The human race is growing in numbers and living longer. It’s estimated that by 2050 there will be an additional 2 billion people – and average life expectancy will be closer to 80 years of age versus 70 today.
Or even longer – the cover of a recent issue of Time magazine, accompanied by a photograph of a newborn, declared “This Baby Could Live to Be 142 Years Old”.
While this is good news, it obviously means increased healthcare needs and costs.
At the same time, we’re witnessing a human resource shortfall. Fewer people are qualifying as doctors and nurses in developed countries; as a result, more and more frontline healthcare professionals are being poached from the developing world.
Combined, this means that the healthcare systems of developed markets and emerging economies are becoming increasingly unaffordable and unsustainable.
Health is wealth
Yet the wealth of a nation is directly related to the health of a nation. Even as costs spiral and resources reduce, a nation cannot afford to limit access to healthcare for its citizens.
Bill Gates observed recently that epidemics and war both cost as much in “blood and treasure”, but only war seems to be taken seriously by politicians. The Ebola epidemic in West Africa infected around 25,000 people, killing more than 10,000, and will cost affected countries at least $1.6 billion in economic growth in 2015, according to the World Bank. A global flu epidemic could dwarf that by shrinking world economic activity by 5%.
The good news is that people want to be more empowered in protecting, maintaining and enhancing their own health.
In fact, for many people consumer health is their first and sometimes only choice in healthcare. For example, one way to boost public health is to arm people with the tools and education to stop the spread of disease, as we’ve seen in our partnership with Save the Children focused on reducing child mortality from diarrhoea.

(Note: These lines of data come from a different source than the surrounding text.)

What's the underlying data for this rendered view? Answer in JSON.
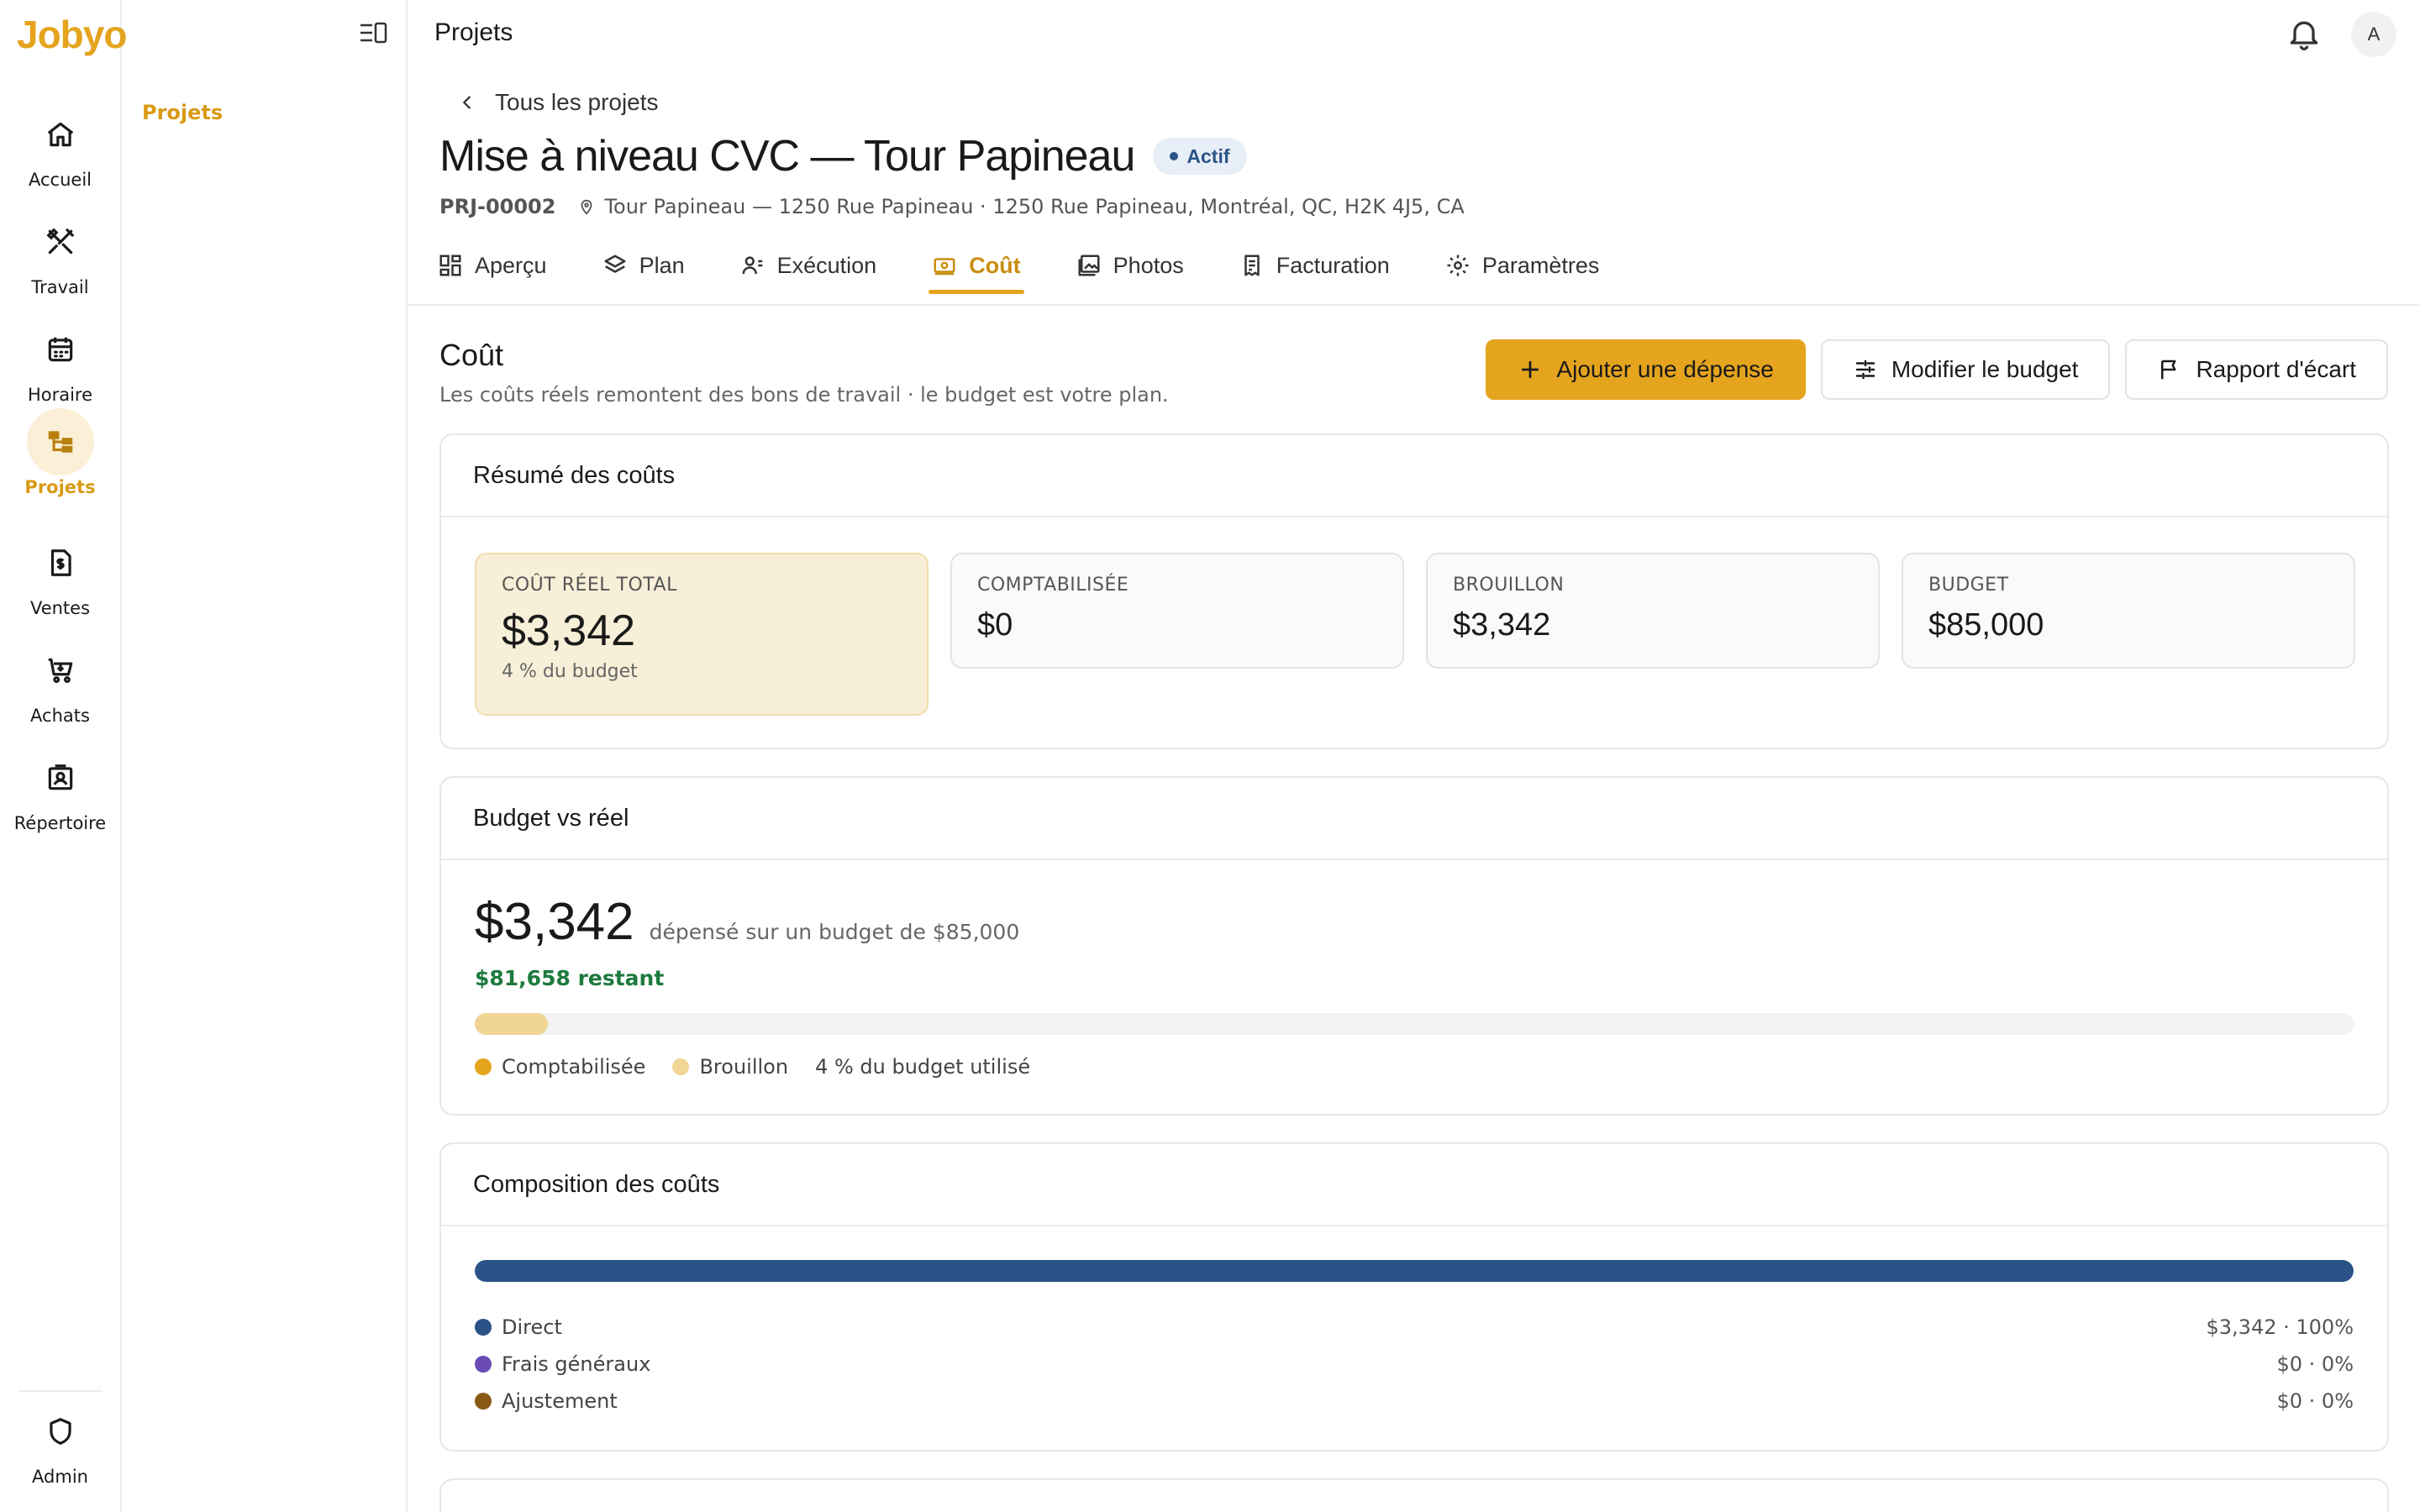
{
  "app": {
    "logo": "Jobyo",
    "page_title": "Projets",
    "avatar": "A"
  },
  "rail": {
    "items": [
      {
        "label": "Accueil",
        "icon": "home-icon"
      },
      {
        "label": "Travail",
        "icon": "tools-icon"
      },
      {
        "label": "Horaire",
        "icon": "calendar-icon"
      },
      {
        "label": "Projets",
        "icon": "projects-icon",
        "active": true
      },
      {
        "label": "Ventes",
        "icon": "invoice-icon"
      },
      {
        "label": "Achats",
        "icon": "cart-icon"
      },
      {
        "label": "Répertoire",
        "icon": "contacts-icon"
      }
    ],
    "bottom": {
      "label": "Admin",
      "icon": "shield-icon"
    }
  },
  "subbar": {
    "item": "Projets"
  },
  "project": {
    "back_label": "Tous les projets",
    "title": "Mise à niveau CVC — Tour Papineau",
    "status": "Actif",
    "code": "PRJ-00002",
    "address": "Tour Papineau — 1250 Rue Papineau · 1250 Rue Papineau, Montréal, QC, H2K 4J5, CA"
  },
  "tabs": [
    {
      "label": "Aperçu",
      "icon": "grid-icon"
    },
    {
      "label": "Plan",
      "icon": "layers-icon"
    },
    {
      "label": "Exécution",
      "icon": "worker-icon"
    },
    {
      "label": "Coût",
      "icon": "money-icon",
      "active": true
    },
    {
      "label": "Photos",
      "icon": "photos-icon"
    },
    {
      "label": "Facturation",
      "icon": "receipt-icon"
    },
    {
      "label": "Paramètres",
      "icon": "gear-icon"
    }
  ],
  "cost": {
    "title": "Coût",
    "subtitle": "Les coûts réels remontent des bons de travail · le budget est votre plan.",
    "buttons": {
      "add_expense": "Ajouter une dépense",
      "edit_budget": "Modifier le budget",
      "variance_report": "Rapport d'écart"
    }
  },
  "summary": {
    "title": "Résumé des coûts",
    "kpis": [
      {
        "label": "COÛT RÉEL TOTAL",
        "value": "$3,342",
        "sub": "4 % du budget"
      },
      {
        "label": "COMPTABILISÉE",
        "value": "$0"
      },
      {
        "label": "BROUILLON",
        "value": "$3,342"
      },
      {
        "label": "BUDGET",
        "value": "$85,000"
      }
    ]
  },
  "budget_vs_actual": {
    "title": "Budget vs réel",
    "amount": "$3,342",
    "text": "dépensé sur un budget de $85,000",
    "remaining": "$81,658 restant",
    "used_fraction": 0.039,
    "legend_posted": "Comptabilisée",
    "legend_draft": "Brouillon",
    "legend_used": "4 % du budget utilisé",
    "colors": {
      "posted": "#e5a41e",
      "draft": "#f1d594"
    }
  },
  "composition": {
    "title": "Composition des coûts",
    "rows": [
      {
        "label": "Direct",
        "value": "$3,342 · 100%",
        "color": "#2a5286",
        "fraction": 1.0
      },
      {
        "label": "Frais généraux",
        "value": "$0 · 0%",
        "color": "#6a4bb5",
        "fraction": 0
      },
      {
        "label": "Ajustement",
        "value": "$0 · 0%",
        "color": "#8a5a14",
        "fraction": 0
      }
    ]
  },
  "colors": {
    "accent": "#e5a41e",
    "status_blue": "#2a5286",
    "positive": "#1e7a3e"
  }
}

Self-healthcare is something that we need to expand if we are going to make real inroads into solving health challenges of the future.
Is that feasible? Yes, but it requires three fundamental changes.
First, we need to address regulatory reform.
Society needs sound regulation to ensure that only safe and effective products are part of consumers’ daily lives. But if we accept that self-healthcare must have a greater role, then the system to regulate those products needs to be fit for purpose.
We live in a global economy and while we recognize and respect cultural, racial and gender differences, there is a universal truth that human biology is fundamentally similar whether you are in Shanghai, Seattle or Southampton. Once safety, efficacy and appropriate use are established, we should aim to make consumer health products universally available.
Harmonization of approvals would promote greater access to consumer health while also driving innovation.
This is why I think it might be time for a Consumer Health Summit bringing together key stakeholders including government bodies, industry associations, individual companies, healthcare professionals, consumer groups and patient advocates.
Early stakeholder involvement, a commitment to expedite timings, incentives on data exclusivity and a more rapid uptake of a new risk-benefit model could be some of the calls to action for this gathering of experts.
Secondly, when developing healthcare solutions, we must never step away from the day-to-day lives of people. We need to retool innovation for a more consumer-centric focus in the development of drugs, devices and delivery.
However, in addition to developing innovative products, we should provide holistic health solutions that include consumer education and behaviour change mechanisms to drive more effective self-care management. We can also deploy new partners in facilitating self-care, such as giving pharmacists a role in the frontline of healthcare delivery, such as we’ve see in a campaign to reduce pressure on England’s National Health Service.
The digital doctor
And finally, we need to look at how to better leverage the 24/7 digital platform to enable people to manage their health more collaboratively with doctors and pharmacists – and even on their own.
Smartphones and wearable devices are being bought every day, empowering consumers to have even more control of their well-being. Prevention, diagnosis and monitoring of general wellness or minor illnesses are all possible.
Healthcare systems will struggle to cope with the very significant demographic shifts we are seeing and more consumer self-healthcare is an essential effective, lower cost solution.
Consumers want to be empowered with better access, better choice, better information and digitally connected solutions to enable them to manage their own health more effectively. All participants in the healthcare continuum – governments, industry, doctors, nurses, researchers and patients themselves – need to work together to make this a reality.
Author: Rakesh Kapoor is Chief Executive Officer of Reckitt Benckiser
Image: Surgeons perform a total knee arthroplasty operation in an operating room at the Ambroise Pare hospital in Marseille, southern France, April 14, 2008. REUTERS/ Jean-Paul Pelissier